### WHAT THE TASK REQUIRES:
All records given below must be printed word for word.

Dataset rows describing interfaces:
────────────────────────────────────────
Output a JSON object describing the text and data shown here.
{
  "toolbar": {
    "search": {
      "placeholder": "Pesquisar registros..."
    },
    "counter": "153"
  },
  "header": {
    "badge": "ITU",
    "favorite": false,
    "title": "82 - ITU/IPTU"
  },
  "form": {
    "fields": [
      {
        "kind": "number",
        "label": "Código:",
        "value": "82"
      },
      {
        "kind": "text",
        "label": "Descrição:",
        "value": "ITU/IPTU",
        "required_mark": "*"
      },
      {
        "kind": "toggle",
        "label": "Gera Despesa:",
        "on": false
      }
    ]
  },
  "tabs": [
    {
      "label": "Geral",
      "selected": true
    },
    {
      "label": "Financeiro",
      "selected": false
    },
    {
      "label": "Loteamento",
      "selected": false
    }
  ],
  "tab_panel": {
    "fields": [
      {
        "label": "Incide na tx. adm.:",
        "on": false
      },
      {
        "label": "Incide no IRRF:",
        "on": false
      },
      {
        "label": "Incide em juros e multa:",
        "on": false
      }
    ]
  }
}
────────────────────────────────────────
### RESPONSE:
Output a JSON object describing the text and data shown here.
{
  "toolbar": {
    "search": {
      "placeholder": "Pesquisar registros..."
    },
    "counter": "153"
  },
  "header": {
    "badge": "ITU",
    "favorite": false,
    "title": "82 - ITU/IPTU"
  },
  "form": {
    "fields": [
      {
        "kind": "number",
        "label": "Código:",
        "value": "82"
      },
      {
        "kind": "text",
        "label": "Descrição:",
        "value": "ITU/IPTU",
        "required_mark": "*"
      },
      {
        "kind": "toggle",
        "label": "Gera Despesa:",
        "on": false
      }
    ]
  },
  "tabs": [
    {
      "label": "Geral",
      "selected": true
    },
    {
      "label": "Financeiro",
      "selected": false
    },
    {
      "label": "Loteamento",
      "selected": false
    }
  ],
  "tab_panel": {
    "fields": [
      {
        "label": "Incide na tx. adm.:",
        "on": false
      },
      {
        "label": "Incide no IRRF:",
        "on": false
      },
      {
        "label": "Incide em juros e multa:",
        "on": false
      }
    ]
  }
}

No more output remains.